##### EXERCISE MATERIAL #####
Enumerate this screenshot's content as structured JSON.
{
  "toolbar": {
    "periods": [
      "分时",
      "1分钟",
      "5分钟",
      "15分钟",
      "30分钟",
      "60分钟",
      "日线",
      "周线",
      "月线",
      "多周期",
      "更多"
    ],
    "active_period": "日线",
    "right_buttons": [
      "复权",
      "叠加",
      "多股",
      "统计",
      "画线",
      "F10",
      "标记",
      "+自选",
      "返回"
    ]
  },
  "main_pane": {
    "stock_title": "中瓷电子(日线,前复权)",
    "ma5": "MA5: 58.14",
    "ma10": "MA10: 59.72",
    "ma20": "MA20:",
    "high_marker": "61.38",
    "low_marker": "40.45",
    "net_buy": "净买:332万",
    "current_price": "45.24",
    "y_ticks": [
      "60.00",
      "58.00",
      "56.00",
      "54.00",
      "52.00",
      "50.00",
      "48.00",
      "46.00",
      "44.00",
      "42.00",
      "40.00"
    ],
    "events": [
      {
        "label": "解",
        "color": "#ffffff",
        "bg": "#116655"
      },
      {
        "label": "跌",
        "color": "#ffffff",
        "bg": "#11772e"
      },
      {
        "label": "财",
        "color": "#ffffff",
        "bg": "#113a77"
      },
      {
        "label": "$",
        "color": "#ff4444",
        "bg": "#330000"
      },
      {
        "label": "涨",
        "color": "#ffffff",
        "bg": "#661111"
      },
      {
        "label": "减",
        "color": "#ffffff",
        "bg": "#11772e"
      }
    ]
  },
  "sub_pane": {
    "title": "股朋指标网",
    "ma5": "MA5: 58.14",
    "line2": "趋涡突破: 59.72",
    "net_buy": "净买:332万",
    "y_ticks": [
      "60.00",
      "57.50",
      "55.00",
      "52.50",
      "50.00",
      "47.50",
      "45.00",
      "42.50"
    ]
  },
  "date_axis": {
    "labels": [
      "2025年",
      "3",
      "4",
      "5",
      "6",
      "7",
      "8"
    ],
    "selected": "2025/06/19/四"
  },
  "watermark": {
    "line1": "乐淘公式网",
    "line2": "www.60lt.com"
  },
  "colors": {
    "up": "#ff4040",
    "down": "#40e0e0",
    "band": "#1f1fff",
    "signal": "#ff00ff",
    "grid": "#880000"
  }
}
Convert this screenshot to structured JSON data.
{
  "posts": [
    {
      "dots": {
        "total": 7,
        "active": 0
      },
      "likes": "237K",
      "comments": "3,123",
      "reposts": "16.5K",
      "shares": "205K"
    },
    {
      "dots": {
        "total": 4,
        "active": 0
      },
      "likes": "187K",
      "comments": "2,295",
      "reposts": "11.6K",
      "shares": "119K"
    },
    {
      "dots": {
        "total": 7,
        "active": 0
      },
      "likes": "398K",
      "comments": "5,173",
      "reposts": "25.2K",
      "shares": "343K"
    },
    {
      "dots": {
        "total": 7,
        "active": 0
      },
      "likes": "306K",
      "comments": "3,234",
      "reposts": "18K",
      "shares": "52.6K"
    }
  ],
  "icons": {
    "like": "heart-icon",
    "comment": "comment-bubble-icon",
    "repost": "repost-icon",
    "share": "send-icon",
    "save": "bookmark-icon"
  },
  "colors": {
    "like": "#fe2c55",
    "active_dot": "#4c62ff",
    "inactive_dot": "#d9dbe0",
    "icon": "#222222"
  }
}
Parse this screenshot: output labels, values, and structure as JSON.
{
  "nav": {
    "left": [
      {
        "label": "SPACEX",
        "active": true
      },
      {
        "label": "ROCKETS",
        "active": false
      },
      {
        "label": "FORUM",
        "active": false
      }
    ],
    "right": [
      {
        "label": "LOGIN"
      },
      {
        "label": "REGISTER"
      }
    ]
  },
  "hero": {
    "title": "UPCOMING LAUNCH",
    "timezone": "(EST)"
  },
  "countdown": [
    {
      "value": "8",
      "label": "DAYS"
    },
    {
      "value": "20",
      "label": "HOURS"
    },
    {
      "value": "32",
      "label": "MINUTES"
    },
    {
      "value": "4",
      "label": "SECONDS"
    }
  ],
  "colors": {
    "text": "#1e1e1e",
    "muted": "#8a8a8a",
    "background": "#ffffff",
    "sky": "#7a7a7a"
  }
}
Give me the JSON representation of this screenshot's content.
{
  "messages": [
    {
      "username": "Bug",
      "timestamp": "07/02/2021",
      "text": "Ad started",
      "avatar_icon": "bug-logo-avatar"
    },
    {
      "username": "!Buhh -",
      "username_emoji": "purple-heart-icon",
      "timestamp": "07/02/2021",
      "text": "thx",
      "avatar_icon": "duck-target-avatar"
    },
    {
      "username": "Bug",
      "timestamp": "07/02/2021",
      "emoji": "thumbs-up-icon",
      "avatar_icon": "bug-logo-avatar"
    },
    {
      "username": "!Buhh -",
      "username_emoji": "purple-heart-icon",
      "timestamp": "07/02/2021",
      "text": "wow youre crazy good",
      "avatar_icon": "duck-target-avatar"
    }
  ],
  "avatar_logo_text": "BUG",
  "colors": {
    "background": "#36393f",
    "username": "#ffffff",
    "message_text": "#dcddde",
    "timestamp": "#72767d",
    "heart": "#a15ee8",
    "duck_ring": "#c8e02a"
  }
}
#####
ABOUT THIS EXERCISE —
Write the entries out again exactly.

THE COMPLETED TASK —
Enumerate this screenshot's content as structured JSON.
{
  "toolbar": {
    "periods": [
      "分时",
      "1分钟",
      "5分钟",
      "15分钟",
      "30分钟",
      "60分钟",
      "日线",
      "周线",
      "月线",
      "多周期",
      "更多"
    ],
    "active_period": "日线",
    "right_buttons": [
      "复权",
      "叠加",
      "多股",
      "统计",
      "画线",
      "F10",
      "标记",
      "+自选",
      "返回"
    ]
  },
  "main_pane": {
    "stock_title": "中瓷电子(日线,前复权)",
    "ma5": "MA5: 58.14",
    "ma10": "MA10: 59.72",
    "ma20": "MA20:",
    "high_marker": "61.38",
    "low_marker": "40.45",
    "net_buy": "净买:332万",
    "current_price": "45.24",
    "y_ticks": [
      "60.00",
      "58.00",
      "56.00",
      "54.00",
      "52.00",
      "50.00",
      "48.00",
      "46.00",
      "44.00",
      "42.00",
      "40.00"
    ],
    "events": [
      {
        "label": "解",
        "color": "#ffffff",
        "bg": "#116655"
      },
      {
        "label": "跌",
        "color": "#ffffff",
        "bg": "#11772e"
      },
      {
        "label": "财",
        "color": "#ffffff",
        "bg": "#113a77"
      },
      {
        "label": "$",
        "color": "#ff4444",
        "bg": "#330000"
      },
      {
        "label": "涨",
        "color": "#ffffff",
        "bg": "#661111"
      },
      {
        "label": "减",
        "color": "#ffffff",
        "bg": "#11772e"
      }
    ]
  },
  "sub_pane": {
    "title": "股朋指标网",
    "ma5": "MA5: 58.14",
    "line2": "趋涡突破: 59.72",
    "net_buy": "净买:332万",
    "y_ticks": [
      "60.00",
      "57.50",
      "55.00",
      "52.50",
      "50.00",
      "47.50",
      "45.00",
      "42.50"
    ]
  },
  "date_axis": {
    "labels": [
      "2025年",
      "3",
      "4",
      "5",
      "6",
      "7",
      "8"
    ],
    "selected": "2025/06/19/四"
  },
  "watermark": {
    "line1": "乐淘公式网",
    "line2": "www.60lt.com"
  },
  "colors": {
    "up": "#ff4040",
    "down": "#40e0e0",
    "band": "#1f1fff",
    "signal": "#ff00ff",
    "grid": "#880000"
  }
}
Convert this screenshot to structured JSON data.
{
  "posts": [
    {
      "dots": {
        "total": 7,
        "active": 0
      },
      "likes": "237K",
      "comments": "3,123",
      "reposts": "16.5K",
      "shares": "205K"
    },
    {
      "dots": {
        "total": 4,
        "active": 0
      },
      "likes": "187K",
      "comments": "2,295",
      "reposts": "11.6K",
      "shares": "119K"
    },
    {
      "dots": {
        "total": 7,
        "active": 0
      },
      "likes": "398K",
      "comments": "5,173",
      "reposts": "25.2K",
      "shares": "343K"
    },
    {
      "dots": {
        "total": 7,
        "active": 0
      },
      "likes": "306K",
      "comments": "3,234",
      "reposts": "18K",
      "shares": "52.6K"
    }
  ],
  "icons": {
    "like": "heart-icon",
    "comment": "comment-bubble-icon",
    "repost": "repost-icon",
    "share": "send-icon",
    "save": "bookmark-icon"
  },
  "colors": {
    "like": "#fe2c55",
    "active_dot": "#4c62ff",
    "inactive_dot": "#d9dbe0",
    "icon": "#222222"
  }
}
Parse this screenshot: output labels, values, and structure as JSON.
{
  "nav": {
    "left": [
      {
        "label": "SPACEX",
        "active": true
      },
      {
        "label": "ROCKETS",
        "active": false
      },
      {
        "label": "FORUM",
        "active": false
      }
    ],
    "right": [
      {
        "label": "LOGIN"
      },
      {
        "label": "REGISTER"
      }
    ]
  },
  "hero": {
    "title": "UPCOMING LAUNCH",
    "timezone": "(EST)"
  },
  "countdown": [
    {
      "value": "8",
      "label": "DAYS"
    },
    {
      "value": "20",
      "label": "HOURS"
    },
    {
      "value": "32",
      "label": "MINUTES"
    },
    {
      "value": "4",
      "label": "SECONDS"
    }
  ],
  "colors": {
    "text": "#1e1e1e",
    "muted": "#8a8a8a",
    "background": "#ffffff",
    "sky": "#7a7a7a"
  }
}
Give me the JSON representation of this screenshot's content.
{
  "messages": [
    {
      "username": "Bug",
      "timestamp": "07/02/2021",
      "text": "Ad started",
      "avatar_icon": "bug-logo-avatar"
    },
    {
      "username": "!Buhh -",
      "username_emoji": "purple-heart-icon",
      "timestamp": "07/02/2021",
      "text": "thx",
      "avatar_icon": "duck-target-avatar"
    },
    {
      "username": "Bug",
      "timestamp": "07/02/2021",
      "emoji": "thumbs-up-icon",
      "avatar_icon": "bug-logo-avatar"
    },
    {
      "username": "!Buhh -",
      "username_emoji": "purple-heart-icon",
      "timestamp": "07/02/2021",
      "text": "wow youre crazy good",
      "avatar_icon": "duck-target-avatar"
    }
  ],
  "avatar_logo_text": "BUG",
  "colors": {
    "background": "#36393f",
    "username": "#ffffff",
    "message_text": "#dcddde",
    "timestamp": "#72767d",
    "heart": "#a15ee8",
    "duck_ring": "#c8e02a"
  }
}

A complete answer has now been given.